>There is an expression about puns and pickpockets that I have been
>asked to explore, The saying has been attributed to Alexander Pope,
>Samuel Johnson, Jonathan Swift, John Dennis and others. Here are
>several versions. The final two sayings do not condemn all puns.
>A Man who will Pun, will pick a pocket.
>He that would pun, would pick a pocket.
>No Man would make a Pun that would not pick a Pocket.
>Any man who would make such an execrable pun would not scruple to pick
>my pocket.
>Sir, the man that will make such an execrable pun as that in my
>company, will pick my pocket.
>Fred, has the best citation, I think, in the YBQ, but the YBQ can only
>present a compressed excerpt.
>Perhaps some kind reader has access to a database which contains scans
>of the 1722 document described below. Some catalogs indicate that the
>document is available online but access is restricted. The document is
>An Epistle to Sir Richard Steele, on his play called The Conscious Lovers
>Below is an excerpt from a periodical in 1816 which reprints an
>anecdote about the origin of the expression above from the 1722
>document. Perhaps you will be able to compare the text below and the
>text in the scan of the 1722 epistle. If you are willing to perform
>this task please send me an email (on or off list). Thank you very
>The pun in the passage below is based on the word "drawer". In 1722
>"drawer" could be used to reference a "waiter" in a tavern.
>[ref] 1816 July, The Theatrical Inquisitor and Monthly Mirror, Volume
>9, The Collector No XXXI: 11.—Punning, Start Page 30, Quote Page 33,
>Published for the Proprietors by C. Chapple, Pall-Mall, London.
>(Google Books full view) link [/ref]
>[Begin excerpt]
>The remark that a man who will make a pun will pick a pocket, though
>frequently attributed to Swift, originated with Dennis. The
>circumstance which gave rise to the remark is thus related in a
>pamphlet written by Victor, entitled "an Epistle to Sir Richard
>Steele, on his play called The Conscious Lovers." 1722:—
>"Mr. Purcell and Mr. Congreve going into a tavern, by chance met
>Dennis, who went in with 'em. After a glass or two had passed, Mr.

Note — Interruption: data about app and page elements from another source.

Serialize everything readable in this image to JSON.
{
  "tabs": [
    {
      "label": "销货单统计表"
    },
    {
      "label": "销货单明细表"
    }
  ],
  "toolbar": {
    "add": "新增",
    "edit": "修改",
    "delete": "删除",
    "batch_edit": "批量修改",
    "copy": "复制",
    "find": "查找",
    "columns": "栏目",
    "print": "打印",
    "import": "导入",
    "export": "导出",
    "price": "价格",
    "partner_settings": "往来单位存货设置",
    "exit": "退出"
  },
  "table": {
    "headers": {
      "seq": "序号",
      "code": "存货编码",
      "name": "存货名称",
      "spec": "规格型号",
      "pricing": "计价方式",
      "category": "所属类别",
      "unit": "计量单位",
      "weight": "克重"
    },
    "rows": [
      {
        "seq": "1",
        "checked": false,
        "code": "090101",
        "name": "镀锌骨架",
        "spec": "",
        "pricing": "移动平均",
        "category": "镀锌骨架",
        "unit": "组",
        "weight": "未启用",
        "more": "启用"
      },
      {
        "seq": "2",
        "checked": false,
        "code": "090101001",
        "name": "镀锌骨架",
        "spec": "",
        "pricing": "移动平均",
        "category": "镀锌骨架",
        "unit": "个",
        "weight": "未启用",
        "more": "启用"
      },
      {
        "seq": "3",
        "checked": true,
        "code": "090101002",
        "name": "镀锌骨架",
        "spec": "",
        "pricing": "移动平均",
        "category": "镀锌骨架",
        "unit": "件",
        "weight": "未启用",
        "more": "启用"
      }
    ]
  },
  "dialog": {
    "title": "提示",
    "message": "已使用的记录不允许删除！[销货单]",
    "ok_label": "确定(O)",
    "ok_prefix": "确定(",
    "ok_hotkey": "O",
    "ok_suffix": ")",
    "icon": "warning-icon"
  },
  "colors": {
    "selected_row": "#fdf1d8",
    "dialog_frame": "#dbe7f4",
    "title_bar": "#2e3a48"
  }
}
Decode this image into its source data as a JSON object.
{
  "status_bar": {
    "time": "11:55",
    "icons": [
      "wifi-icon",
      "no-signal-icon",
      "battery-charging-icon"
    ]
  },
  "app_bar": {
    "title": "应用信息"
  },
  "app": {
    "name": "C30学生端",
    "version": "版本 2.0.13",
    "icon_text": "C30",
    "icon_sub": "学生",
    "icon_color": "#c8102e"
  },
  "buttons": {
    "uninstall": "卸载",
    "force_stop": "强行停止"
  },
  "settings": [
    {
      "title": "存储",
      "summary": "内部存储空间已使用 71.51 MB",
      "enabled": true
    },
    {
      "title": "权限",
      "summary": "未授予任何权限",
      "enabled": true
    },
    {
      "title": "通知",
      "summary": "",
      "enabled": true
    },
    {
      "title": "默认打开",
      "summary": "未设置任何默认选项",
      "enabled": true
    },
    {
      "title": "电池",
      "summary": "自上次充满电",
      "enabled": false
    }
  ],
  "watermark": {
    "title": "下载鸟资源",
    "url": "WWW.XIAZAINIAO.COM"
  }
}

>Purcell, having some private business with Mr. Congreve, wanted Dennis
>out of the room, and not knowing a more certain way than punning, (for

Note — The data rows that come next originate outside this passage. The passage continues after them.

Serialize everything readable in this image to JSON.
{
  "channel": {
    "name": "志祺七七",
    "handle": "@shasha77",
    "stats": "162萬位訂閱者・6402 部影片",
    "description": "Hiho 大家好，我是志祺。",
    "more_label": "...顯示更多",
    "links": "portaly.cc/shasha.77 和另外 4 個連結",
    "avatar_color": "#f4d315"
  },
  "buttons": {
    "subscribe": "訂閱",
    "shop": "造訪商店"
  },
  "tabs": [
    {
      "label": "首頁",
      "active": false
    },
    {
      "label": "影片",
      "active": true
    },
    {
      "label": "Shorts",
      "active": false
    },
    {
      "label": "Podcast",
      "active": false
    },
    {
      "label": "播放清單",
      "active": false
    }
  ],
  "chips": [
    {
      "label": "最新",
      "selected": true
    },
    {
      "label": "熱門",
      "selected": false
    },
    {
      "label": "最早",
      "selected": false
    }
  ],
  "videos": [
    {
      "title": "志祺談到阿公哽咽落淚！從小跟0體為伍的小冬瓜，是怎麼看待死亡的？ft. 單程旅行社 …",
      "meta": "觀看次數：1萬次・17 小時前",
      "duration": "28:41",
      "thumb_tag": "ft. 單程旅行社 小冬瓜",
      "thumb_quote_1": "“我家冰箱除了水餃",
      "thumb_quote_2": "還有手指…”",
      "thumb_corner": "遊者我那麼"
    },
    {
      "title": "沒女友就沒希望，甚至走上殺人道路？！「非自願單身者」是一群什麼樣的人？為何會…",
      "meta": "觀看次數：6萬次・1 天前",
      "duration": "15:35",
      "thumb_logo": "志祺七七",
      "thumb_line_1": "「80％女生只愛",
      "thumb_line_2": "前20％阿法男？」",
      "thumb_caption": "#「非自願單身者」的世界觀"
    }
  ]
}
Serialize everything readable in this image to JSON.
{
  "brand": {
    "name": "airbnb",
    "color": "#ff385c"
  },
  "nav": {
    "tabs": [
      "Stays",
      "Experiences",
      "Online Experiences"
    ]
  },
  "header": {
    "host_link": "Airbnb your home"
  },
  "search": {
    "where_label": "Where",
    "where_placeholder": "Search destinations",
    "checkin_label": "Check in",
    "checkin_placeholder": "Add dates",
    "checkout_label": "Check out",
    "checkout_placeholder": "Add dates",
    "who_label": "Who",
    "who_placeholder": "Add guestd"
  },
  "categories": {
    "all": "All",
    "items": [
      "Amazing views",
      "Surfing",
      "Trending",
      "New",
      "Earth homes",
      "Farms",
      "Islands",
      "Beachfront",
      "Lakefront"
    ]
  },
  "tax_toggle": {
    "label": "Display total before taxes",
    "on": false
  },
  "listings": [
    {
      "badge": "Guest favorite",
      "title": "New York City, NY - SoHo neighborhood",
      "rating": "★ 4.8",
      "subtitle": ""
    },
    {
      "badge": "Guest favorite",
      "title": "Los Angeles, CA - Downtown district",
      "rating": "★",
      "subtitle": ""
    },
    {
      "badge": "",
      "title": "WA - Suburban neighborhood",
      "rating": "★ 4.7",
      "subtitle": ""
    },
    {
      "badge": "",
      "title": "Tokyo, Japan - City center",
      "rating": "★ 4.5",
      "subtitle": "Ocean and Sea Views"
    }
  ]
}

>you are to understand, Sir, Mr. Dennis is as much surprised at a pun
>as at a bailiff,) he proceeded after the following manner. He pulled
>the bell, and called two or three times, but no one answering, he put
>his hand under the table, and looking full at Dennis, he said, 'I
>think this table is like the tavern;'—says Dennis, with his usual
>prophane phrase, —'God's death, Sir, how is this table like the
>tavern?'—'Why,' says Mr. Purcell, 'because here's ne'er a drawer in
>"Says Dennis starting up, 'God's death, Sir, the man that will make
>such an execrable pun as that in my company, will pick my pocket;' and
>so left the room."
>[End excerpt]
>Thanks for any help you can provide,
>The American Dialect Society -

The American Dialect Society -

More information about the Ads-l mailing list